▶ [About this exercise]
Your answer must be the full set of records, copied exactly, with no pictures in it.
━━━━━ Provided information
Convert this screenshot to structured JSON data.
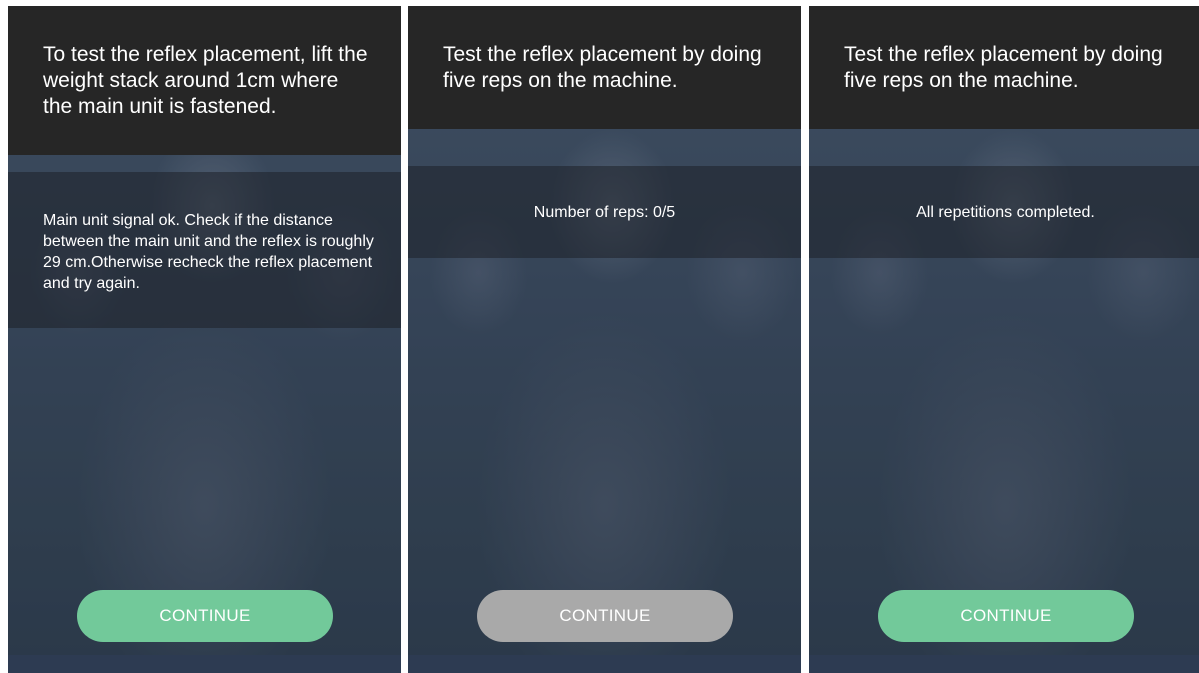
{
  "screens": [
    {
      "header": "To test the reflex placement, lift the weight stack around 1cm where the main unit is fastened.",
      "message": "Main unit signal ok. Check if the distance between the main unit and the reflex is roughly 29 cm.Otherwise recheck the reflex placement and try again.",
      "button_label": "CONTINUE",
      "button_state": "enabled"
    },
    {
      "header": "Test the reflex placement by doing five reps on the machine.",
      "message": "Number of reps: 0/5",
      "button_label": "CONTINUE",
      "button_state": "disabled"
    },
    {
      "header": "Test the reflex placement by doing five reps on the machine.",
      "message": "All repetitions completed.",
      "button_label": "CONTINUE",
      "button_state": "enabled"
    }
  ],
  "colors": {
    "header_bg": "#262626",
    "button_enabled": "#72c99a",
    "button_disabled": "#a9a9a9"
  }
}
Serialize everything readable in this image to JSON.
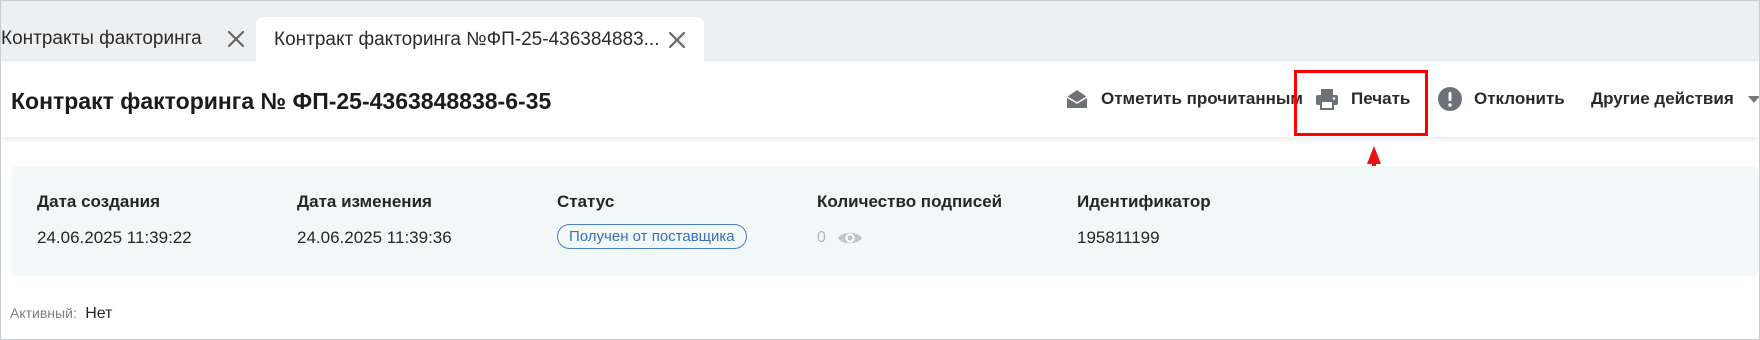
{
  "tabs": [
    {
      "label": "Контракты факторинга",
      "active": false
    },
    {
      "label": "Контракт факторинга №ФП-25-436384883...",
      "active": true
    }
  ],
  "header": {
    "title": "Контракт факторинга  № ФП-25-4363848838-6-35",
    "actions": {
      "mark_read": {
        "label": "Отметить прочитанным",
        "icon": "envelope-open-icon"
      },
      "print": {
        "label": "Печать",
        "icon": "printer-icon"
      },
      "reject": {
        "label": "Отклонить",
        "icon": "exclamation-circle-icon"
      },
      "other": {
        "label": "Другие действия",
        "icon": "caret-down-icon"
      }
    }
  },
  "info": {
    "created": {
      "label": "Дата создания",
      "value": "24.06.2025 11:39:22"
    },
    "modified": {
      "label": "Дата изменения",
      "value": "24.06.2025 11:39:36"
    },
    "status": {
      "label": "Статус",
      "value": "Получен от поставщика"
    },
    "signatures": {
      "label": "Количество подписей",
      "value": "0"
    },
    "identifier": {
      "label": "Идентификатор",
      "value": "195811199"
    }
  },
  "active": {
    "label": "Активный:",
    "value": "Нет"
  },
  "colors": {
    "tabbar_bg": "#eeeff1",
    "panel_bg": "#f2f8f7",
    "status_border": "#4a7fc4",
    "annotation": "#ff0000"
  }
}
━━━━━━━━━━
▶ [Output for this exercise]
Convert this screenshot to structured JSON data.
{
  "screens": [
    {
      "header": "To test the reflex placement, lift the weight stack around 1cm where the main unit is fastened.",
      "message": "Main unit signal ok. Check if the distance between the main unit and the reflex is roughly 29 cm.Otherwise recheck the reflex placement and try again.",
      "button_label": "CONTINUE",
      "button_state": "enabled"
    },
    {
      "header": "Test the reflex placement by doing five reps on the machine.",
      "message": "Number of reps: 0/5",
      "button_label": "CONTINUE",
      "button_state": "disabled"
    },
    {
      "header": "Test the reflex placement by doing five reps on the machine.",
      "message": "All repetitions completed.",
      "button_label": "CONTINUE",
      "button_state": "enabled"
    }
  ],
  "colors": {
    "header_bg": "#262626",
    "button_enabled": "#72c99a",
    "button_disabled": "#a9a9a9"
  }
}
Serialize everything readable in this image to JSON.
{
  "tabs": [
    {
      "label": "Контракты факторинга",
      "active": false
    },
    {
      "label": "Контракт факторинга №ФП-25-436384883...",
      "active": true
    }
  ],
  "header": {
    "title": "Контракт факторинга  № ФП-25-4363848838-6-35",
    "actions": {
      "mark_read": {
        "label": "Отметить прочитанным",
        "icon": "envelope-open-icon"
      },
      "print": {
        "label": "Печать",
        "icon": "printer-icon"
      },
      "reject": {
        "label": "Отклонить",
        "icon": "exclamation-circle-icon"
      },
      "other": {
        "label": "Другие действия",
        "icon": "caret-down-icon"
      }
    }
  },
  "info": {
    "created": {
      "label": "Дата создания",
      "value": "24.06.2025 11:39:22"
    },
    "modified": {
      "label": "Дата изменения",
      "value": "24.06.2025 11:39:36"
    },
    "status": {
      "label": "Статус",
      "value": "Получен от поставщика"
    },
    "signatures": {
      "label": "Количество подписей",
      "value": "0"
    },
    "identifier": {
      "label": "Идентификатор",
      "value": "195811199"
    }
  },
  "active": {
    "label": "Активный:",
    "value": "Нет"
  },
  "colors": {
    "tabbar_bg": "#eeeff1",
    "panel_bg": "#f2f8f7",
    "status_border": "#4a7fc4",
    "annotation": "#ff0000"
  }
}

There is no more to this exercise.